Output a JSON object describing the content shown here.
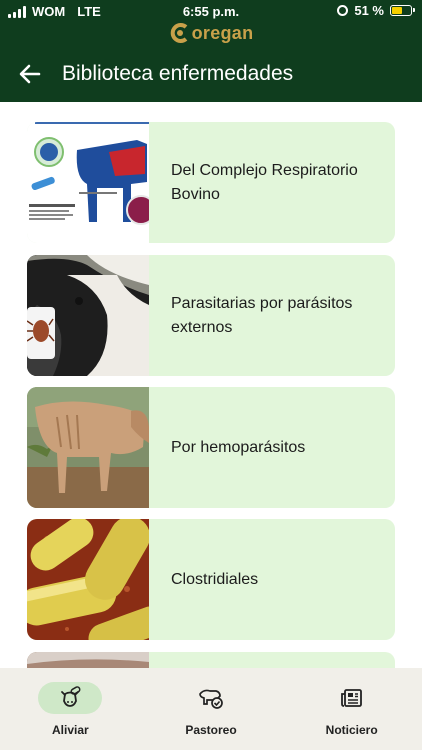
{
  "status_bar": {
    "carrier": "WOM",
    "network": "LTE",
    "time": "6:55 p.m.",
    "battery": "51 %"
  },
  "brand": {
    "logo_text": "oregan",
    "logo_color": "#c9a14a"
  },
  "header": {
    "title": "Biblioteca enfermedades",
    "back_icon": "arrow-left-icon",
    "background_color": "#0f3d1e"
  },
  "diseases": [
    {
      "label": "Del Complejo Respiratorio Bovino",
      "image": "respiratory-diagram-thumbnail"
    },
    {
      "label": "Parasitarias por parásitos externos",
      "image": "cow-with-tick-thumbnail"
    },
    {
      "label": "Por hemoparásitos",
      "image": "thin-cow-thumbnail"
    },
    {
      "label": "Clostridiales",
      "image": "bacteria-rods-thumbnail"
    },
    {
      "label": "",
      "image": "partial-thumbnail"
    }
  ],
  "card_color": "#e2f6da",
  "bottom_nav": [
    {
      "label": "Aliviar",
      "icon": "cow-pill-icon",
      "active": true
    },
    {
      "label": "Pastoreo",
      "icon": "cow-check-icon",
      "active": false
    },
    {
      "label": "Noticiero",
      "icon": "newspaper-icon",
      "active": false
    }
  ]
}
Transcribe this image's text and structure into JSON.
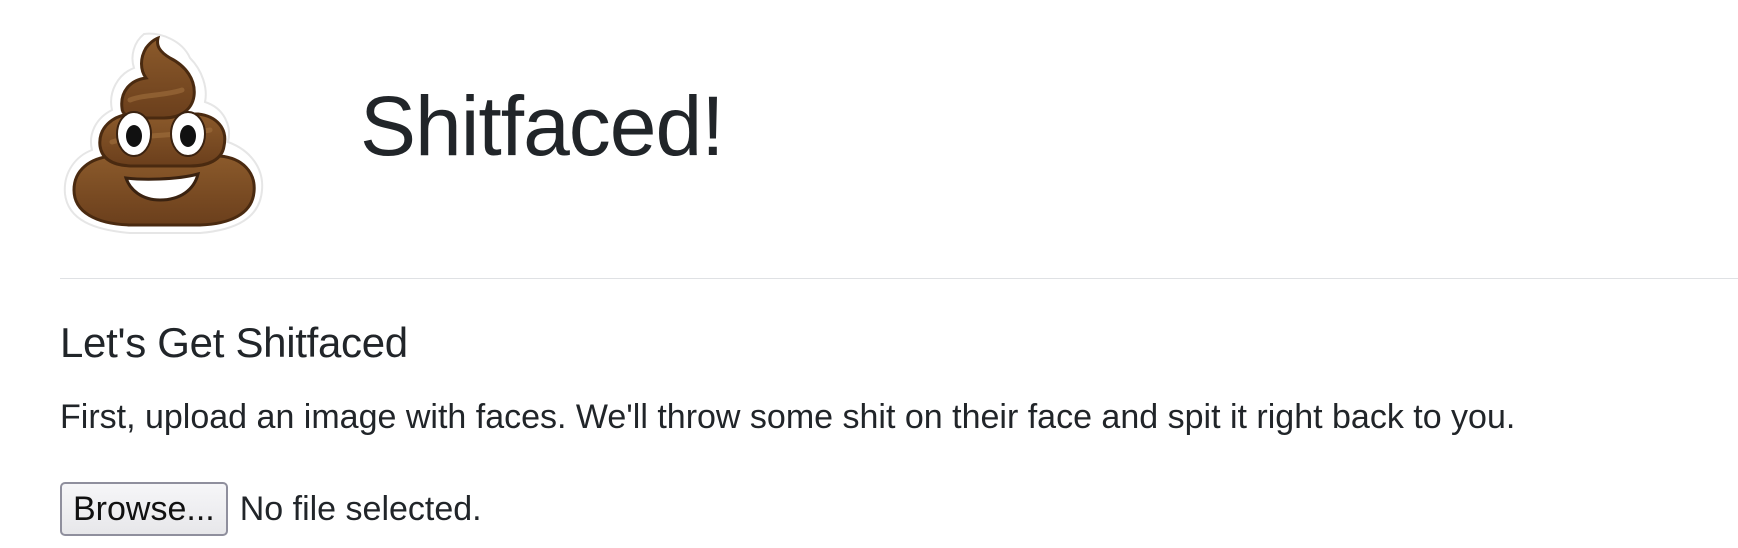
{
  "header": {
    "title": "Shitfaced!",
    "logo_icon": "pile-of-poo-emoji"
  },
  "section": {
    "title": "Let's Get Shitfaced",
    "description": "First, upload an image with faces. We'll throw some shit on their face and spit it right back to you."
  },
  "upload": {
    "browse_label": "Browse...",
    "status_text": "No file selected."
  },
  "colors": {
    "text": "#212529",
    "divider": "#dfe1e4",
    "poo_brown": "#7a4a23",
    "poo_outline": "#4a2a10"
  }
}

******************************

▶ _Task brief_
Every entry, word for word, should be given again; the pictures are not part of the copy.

▶ _Solution to this exercise_
Output a JSON object describing the content shown here.
{
  "status_bar": {
    "carrier": "WOM",
    "network": "LTE",
    "time": "6:55 p.m.",
    "battery": "51 %"
  },
  "brand": {
    "logo_text": "oregan",
    "logo_color": "#c9a14a"
  },
  "header": {
    "title": "Biblioteca enfermedades",
    "back_icon": "arrow-left-icon",
    "background_color": "#0f3d1e"
  },
  "diseases": [
    {
      "label": "Del Complejo Respiratorio Bovino",
      "image": "respiratory-diagram-thumbnail"
    },
    {
      "label": "Parasitarias por parásitos externos",
      "image": "cow-with-tick-thumbnail"
    },
    {
      "label": "Por hemoparásitos",
      "image": "thin-cow-thumbnail"
    },
    {
      "label": "Clostridiales",
      "image": "bacteria-rods-thumbnail"
    },
    {
      "label": "",
      "image": "partial-thumbnail"
    }
  ],
  "card_color": "#e2f6da",
  "bottom_nav": [
    {
      "label": "Aliviar",
      "icon": "cow-pill-icon",
      "active": true
    },
    {
      "label": "Pastoreo",
      "icon": "cow-check-icon",
      "active": false
    },
    {
      "label": "Noticiero",
      "icon": "newspaper-icon",
      "active": false
    }
  ]
}
Transcribe this image's text and structure into JSON.
{
  "header": {
    "title": "Shitfaced!",
    "logo_icon": "pile-of-poo-emoji"
  },
  "section": {
    "title": "Let's Get Shitfaced",
    "description": "First, upload an image with faces. We'll throw some shit on their face and spit it right back to you."
  },
  "upload": {
    "browse_label": "Browse...",
    "status_text": "No file selected."
  },
  "colors": {
    "text": "#212529",
    "divider": "#dfe1e4",
    "poo_brown": "#7a4a23",
    "poo_outline": "#4a2a10"
  }
}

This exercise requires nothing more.